Otters blamed for huge decline in barbel stocks in Bristol Avon

Angling clubs on the Bristol Avon are calling for the Environment Agency to survey and restock their river after claiming otters have wiped out virtually all its barbel stocks.

Those who have fished the river for decades are reporting a significant decline in sport, with numerous carp and barbel carcasses being found on the banks, fewer anglers returning each season and the repeated recapture of small numbers of heavily-scarred fish.

The situation has culminated in the worst ever start to a river campaign and now the alarm bells are being rung.

“Ten years ago, the Bristol Avon was up there in the top 10 of UK barbel rivers, but I’ve failed to catch a single fish so far this season despite fishing three times a week,” said 74-year-old Bathampton AA bailiff Richard Patrick.

“I’ve fished the river for over 50 years and the sport is what has kept me going since I recently lost my wife. Now I have to travel upriver to the Chippenham stretches in an attempt to find some fish. I doubt the fishing will return to normal in my lifetime,” he added.

Richard’s club is growing increasingly concerned with the rapidly emerging crisis, with the declining sport beginning to drive some of the members elsewhere.

“Otters have regularly been spotted on our stretches for the past three years. There appear to be very few medium-sized fish left. We’d like the EA to carry out fish surveys to pave the way for the restocking of some grown-on fish to replace all those we have lost,” said Bathampton secretary Dave Crooks.

Local tackle shop owners are also growing increasingly concerned about the decline in catches, and indeed anglers.

“I’ve never experienced such a poor start to a river season,” claimed keen angler Nick Davidson, owner of Keynsham Angling Centre.

“A decade ago, you could expect to catch anywhere between five and 10 barbel a night on the Avon. Now you’d be lucky to get one. The Agency needs to survey the river and prove it’s capable of supporting all these otters without having a detrimental impact on anglers’ sport,” he said.

And Colin Gittins, owner of Chippenham tackle shop Premier Angling, is equally worried.
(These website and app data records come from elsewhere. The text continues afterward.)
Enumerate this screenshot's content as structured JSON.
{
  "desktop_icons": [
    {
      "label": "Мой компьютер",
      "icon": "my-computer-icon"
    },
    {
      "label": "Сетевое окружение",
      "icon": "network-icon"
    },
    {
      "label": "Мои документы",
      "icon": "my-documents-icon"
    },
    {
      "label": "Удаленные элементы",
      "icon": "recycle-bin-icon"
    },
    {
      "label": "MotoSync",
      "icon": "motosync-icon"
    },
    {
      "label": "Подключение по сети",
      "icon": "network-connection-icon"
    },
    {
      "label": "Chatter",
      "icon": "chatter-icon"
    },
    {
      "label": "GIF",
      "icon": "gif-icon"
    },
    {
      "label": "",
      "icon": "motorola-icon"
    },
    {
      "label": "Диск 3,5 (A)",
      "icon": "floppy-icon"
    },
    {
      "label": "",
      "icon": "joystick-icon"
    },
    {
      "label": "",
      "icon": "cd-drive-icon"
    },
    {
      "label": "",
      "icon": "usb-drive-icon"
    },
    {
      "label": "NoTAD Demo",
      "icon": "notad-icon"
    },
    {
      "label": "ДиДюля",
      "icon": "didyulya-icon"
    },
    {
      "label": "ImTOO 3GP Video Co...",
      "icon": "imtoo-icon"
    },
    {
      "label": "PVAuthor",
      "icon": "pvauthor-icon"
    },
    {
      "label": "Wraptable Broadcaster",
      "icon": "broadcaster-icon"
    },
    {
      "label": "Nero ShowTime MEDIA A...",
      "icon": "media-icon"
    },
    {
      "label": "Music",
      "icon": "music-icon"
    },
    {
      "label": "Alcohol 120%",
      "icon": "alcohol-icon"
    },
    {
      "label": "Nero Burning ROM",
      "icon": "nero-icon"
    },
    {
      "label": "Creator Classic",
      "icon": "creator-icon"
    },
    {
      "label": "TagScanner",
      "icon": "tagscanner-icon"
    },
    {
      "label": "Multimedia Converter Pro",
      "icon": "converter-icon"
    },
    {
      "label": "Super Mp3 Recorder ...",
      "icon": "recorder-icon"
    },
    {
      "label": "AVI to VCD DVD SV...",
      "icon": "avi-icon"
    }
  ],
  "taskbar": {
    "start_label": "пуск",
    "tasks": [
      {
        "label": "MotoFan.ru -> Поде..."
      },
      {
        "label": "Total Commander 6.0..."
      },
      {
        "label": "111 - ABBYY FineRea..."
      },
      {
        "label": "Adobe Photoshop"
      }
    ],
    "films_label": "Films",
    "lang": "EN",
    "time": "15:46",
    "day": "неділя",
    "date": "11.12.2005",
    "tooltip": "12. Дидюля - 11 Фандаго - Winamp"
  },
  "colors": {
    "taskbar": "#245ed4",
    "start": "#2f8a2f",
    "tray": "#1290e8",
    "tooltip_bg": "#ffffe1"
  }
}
“There are fewer anglers fishing, fewer barbel being caught and the frequent recapture of marked and scarred fish. We can’t be certain it’s because of otter predation, but it seems logical,” said Colin.